Rhode Island was founded on the concept of "freedom of conscience," meaning the right to worship as one's conscience should dictate, not as the state might. Permitting religious displays is not endorsement of a specific religion. Rhode Island was also different as a colony, in that we did not have an "official" state religion (i.e. Virginia = Episopalianism, Massachusetts Bay = Purtianism, etc.). That did not mean that Rhode Island's leaders thought that acknowledging God was a "bad" thing -- keep in mind that Roger Williams himself was a preacher, who named Rhode Island's capital "Providence" (after, God's Providence for having led him there) -- or that one's religious belief is something to only be praticed behind closed doors when no one is looking.

The part of the First Amendment, which is part of the Bill of Rights is very clear.
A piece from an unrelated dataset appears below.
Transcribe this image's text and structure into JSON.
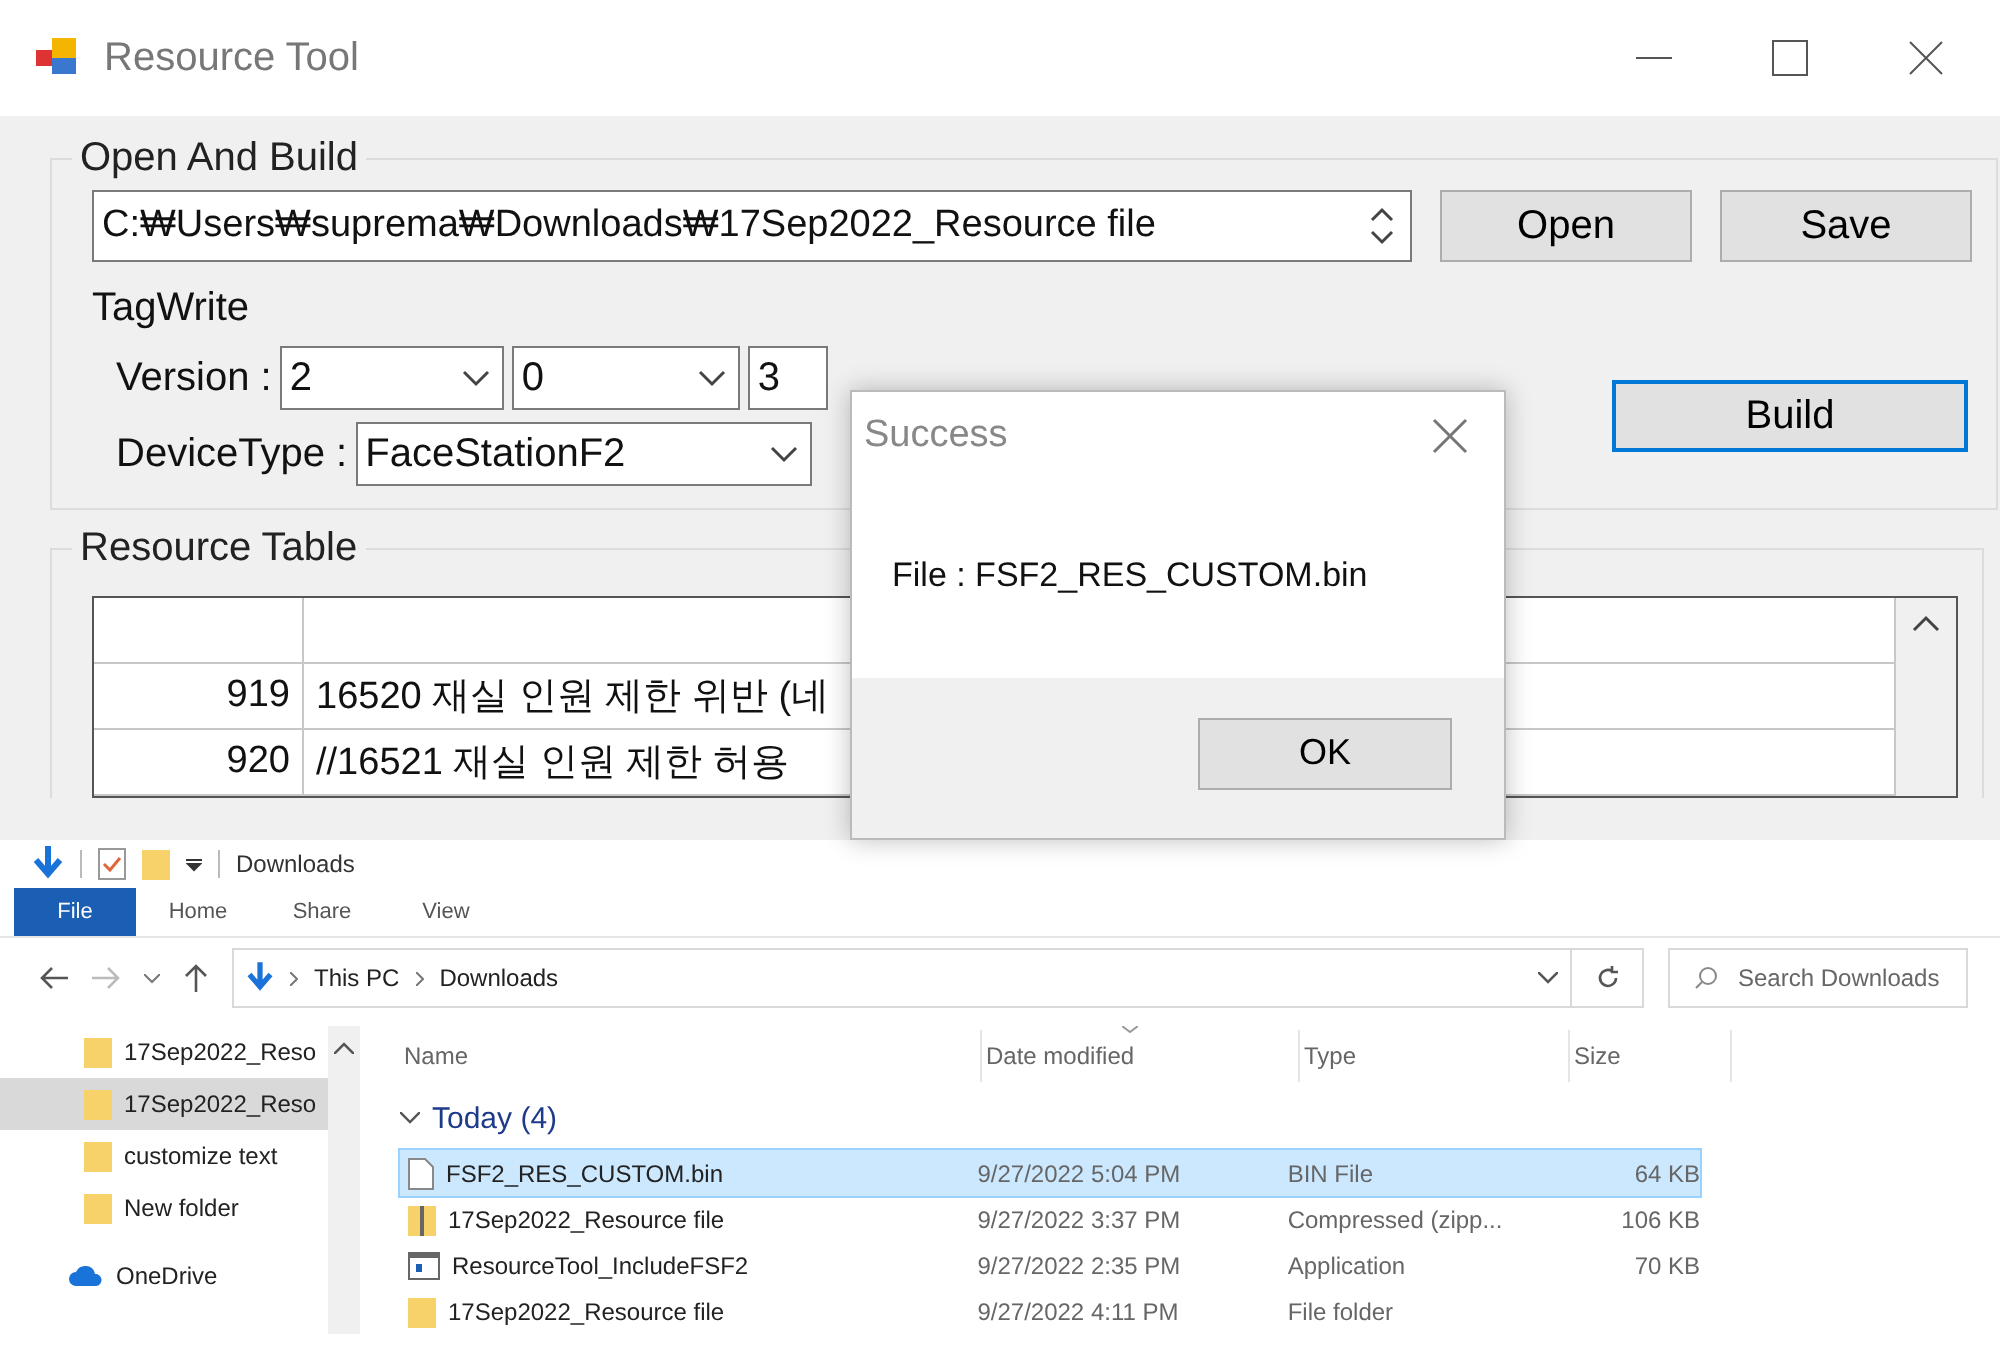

It is liberals like Chafee that have warped it into something that was never intended by it's writers, because either they don't understand the concept of "original intent" or they simply don't like what the founders intended. It says:

"Congress shall make no law respecting an establishment of religion, or prohibiting the free exercise thereof."

Posted by: Will at August 28, 2006 1:06 AM

Original intent is all very well and good, but Jeferson himself wanted the Constitution to be a "living document".

Posted by: Jim at August 28, 2006 11:27 AM

It IS a living document. It can be amended as needed and has been quite a number of times.

"Living" and "Let's interpret it to mean whatever the Hell makes us feel good this decade" are exceptionally DIFFERENT things.

Posted by: Greg at August 28, 2006 12:58 PM